The result was anything but low profile and taking part in the Eurovision Song Contest put them straight in the spotlight. ‘Calm After The Storm’ won an astounding second place and became a number one hit in fourteen European countries! The eyes of the world were upon them and everybody wanted to see them perform. But who are The Common Linnets? Most people got to know them as a duo.
On the eve of their European tour they decided on the group approach. Tricky: from a duo to a full group and from the brightly lit Song Contest stage to murky rock venues. They were guided by a single motto: let’s go with the flow and see how far we get. Looking back Ilse says: “The Song Contest was fantastic and we gained a vast audience. We were the odd one out with a beautiful little song that got us to second place. But you can’t expect that momentum to last and we had to start creating our own music.” To which JB adds: “The Song Contest has its own drawbacks. We had to prove that we could really play and put on a complete show. I think we succeeded. On stage we quickly became a tight-knit unit.”
Of course, the gradual success was more than welcome. But the feel good factor was more important. In their ‘cocoon’ of constant touring, composing and recording the group grew very close. “Suddenly we were on this unforeseen and completely unknown adventure trip,” Ilse says. “The start of international recognition and the possibility of bigger things is all new and exciting to us. You can try to tell your friends and relatives how it feels, but we are in the midst of it and that has really brought us together.”
New songs seemed to come spontaneously and we were given the chance to mature on stage. The vocal harmonies grew ever tighter. The group spirit is evident by the absence of real solo tracks on ‘II’. Jake states: “We often work on a song together. And once our vocal parts start blending to a point where we’re all singing with big smiles on our faces we know that we’ve got a damn good song. That’s how we operate.”
Ilse concurs: “Our music grows organically and that is very important to me. We did not start out to score hits and get platinum records. It is all about our love for music and creating something that comes from the heart. I wanted to be free of all the expectations I have to deal with as a solo artist and be part of a band. Our new record has really improved on that score, so we’re heading in the right direction.” And the ego of a singer grown accustomed to being in the spotlight on stage? “Oh, that’s doing fine,” she smiles, “but thanks all the same.”

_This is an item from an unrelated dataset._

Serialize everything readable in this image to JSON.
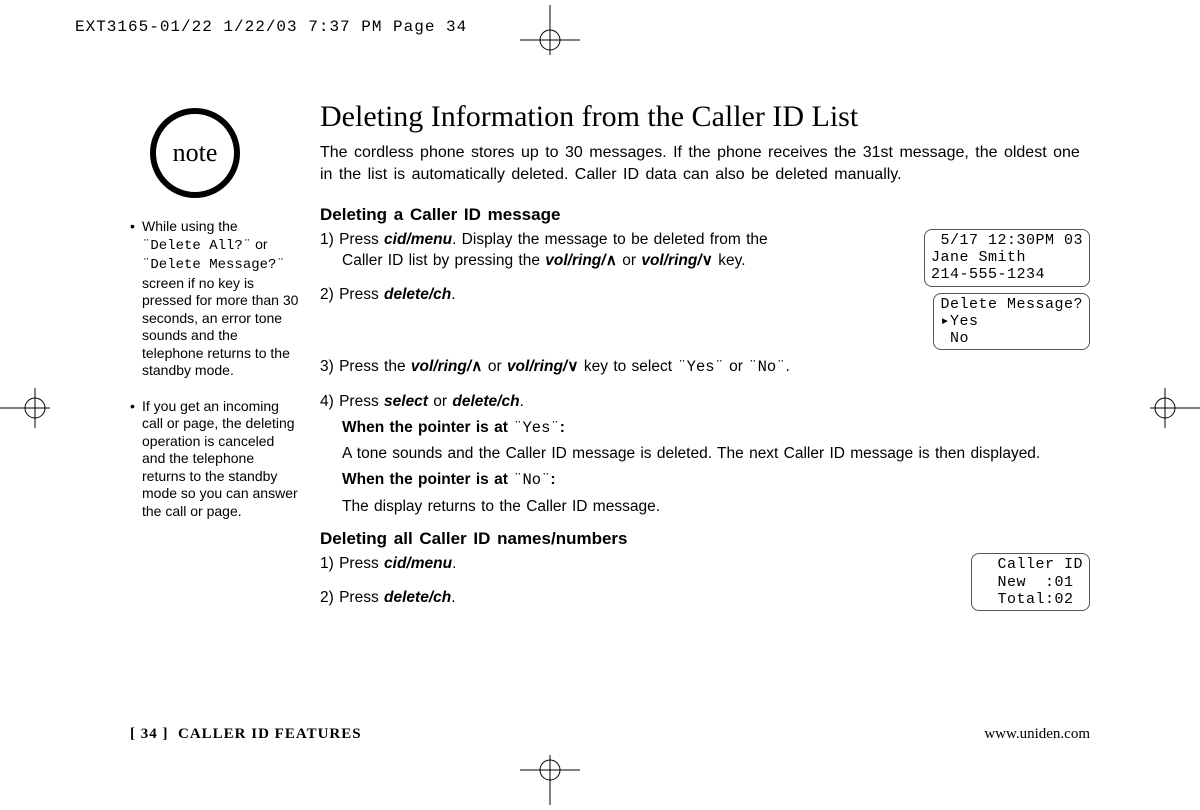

A fantastic new record. A fully booked agenda for well into the next year. The future looks bright for The Common Linnets. Ilse: “The main thing is the fun we are all having and that is something we want to hang on to. Whatever happens, we are in this together so things could not be better.”